In a paper published in the journal Immunity, the scientists report that a recently identified class of immune cells called Innate Lymphoid Cells (ILCs) are lost from the blood immediately following HIV infection.
ILCs have an important role in the body’s response to infection and in maintaining immune system balance. Specifically, they help regulate homeostasis and inflammation and are involved in tissue repair. This study’s findings could be the first step to better understand the link between HIV infection, lymphoid tissue breakdown, and persistent immune dysfunction.

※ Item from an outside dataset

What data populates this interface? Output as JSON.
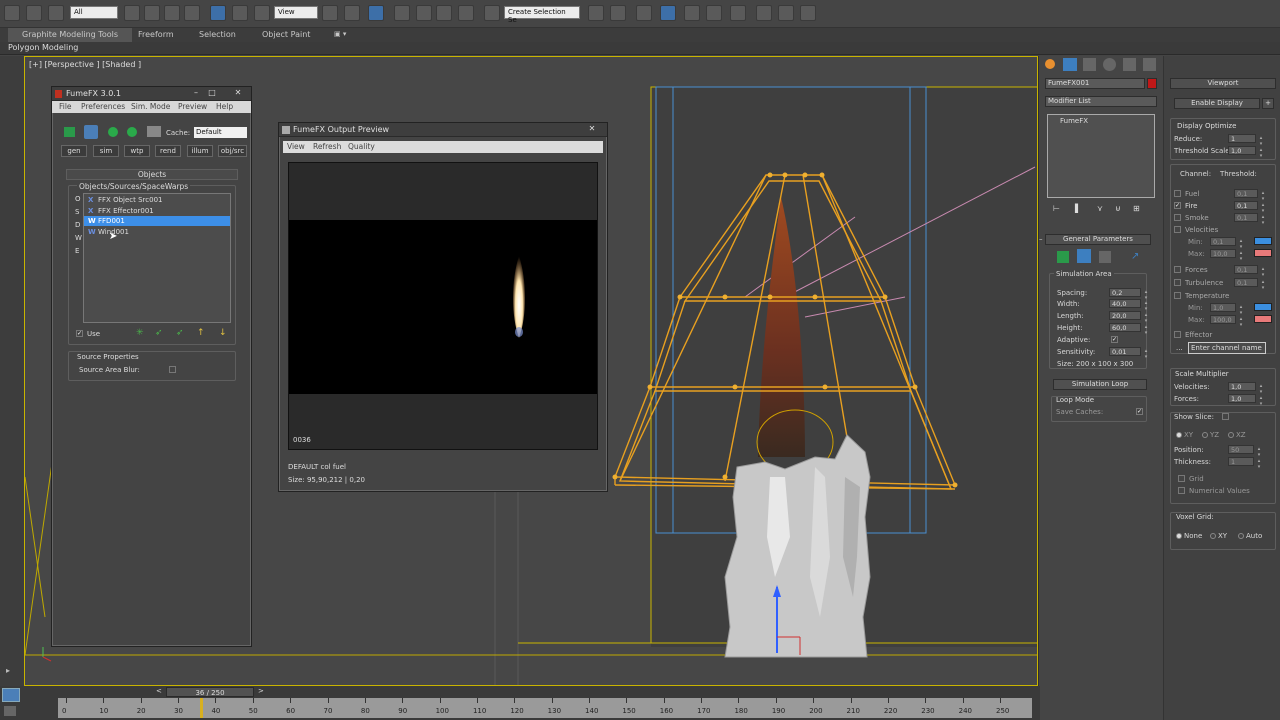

“We can see that the ILCs are eradicated from the blood during the first weeks following infection, and since we know that ILCs in general are important for maintaining balance in the immune system it is probable that this could have an impact on the development of Aids,” says K-RITH postdoctoral research fellow and first author on the paper, Henrik Kløverpris.
Kløverpris used samples donated by 250 people from KwaZulu-Natal to trace ILC levels through different stages of HIV infection, including antiretroviral treatment. Working with colleagues from K-RITH’s Leslie Lab, as well as local and international collaborators, he shows that in chronic HIV infections (defined as the second stage of HIV infection, over a period of one month to 10 years) antiretroviral treatment does not restore ILCs in the blood – despite its effectiveness in suppressing the virus. However, the authors show that if antiretrovirals are given immediately in the earliest or acute stage of HIV infection (in this case, within 10 days of infection) ILC levels are maintained in the blood.
“Currently the mechanisms behind HIV pathology are not fully understood. There are some clues, but the full picture is not described,” explains Kløverpris. “The exciting thing is that these new cells may play a role in the pathology of HIV disease.”
Kløverpris came to study ILCs after a chance meeting with Jenny Mjӧsberg, one of the scientists to first describe the cells, and set out to investigate them during HIV infection. Even finding the cells, however, required setting up the technology in a different way – which Mjӧsberg provided guidance on. “ILCs are not easy to find; they are defined by what they don’t express, unlike other immune cells. This is probably why they were only discovered recently,” says Kløverpris. “You need to use different strategies to find them.”
Researchers don’t know yet if ILCs will help to solve questions around HIV pathology, but their working hypothesis is that they are an important part of the puzzle. The next step for Kløverpris is to understand ILCs’ role in the gut of HIV infected people at different stages of disease.
“It’s an opportunity to study HIV pathology from a different angle – and if we understand it better, we have a tool to try and find out how we can manipulate the system to prevent that pathology from happening,” he sums up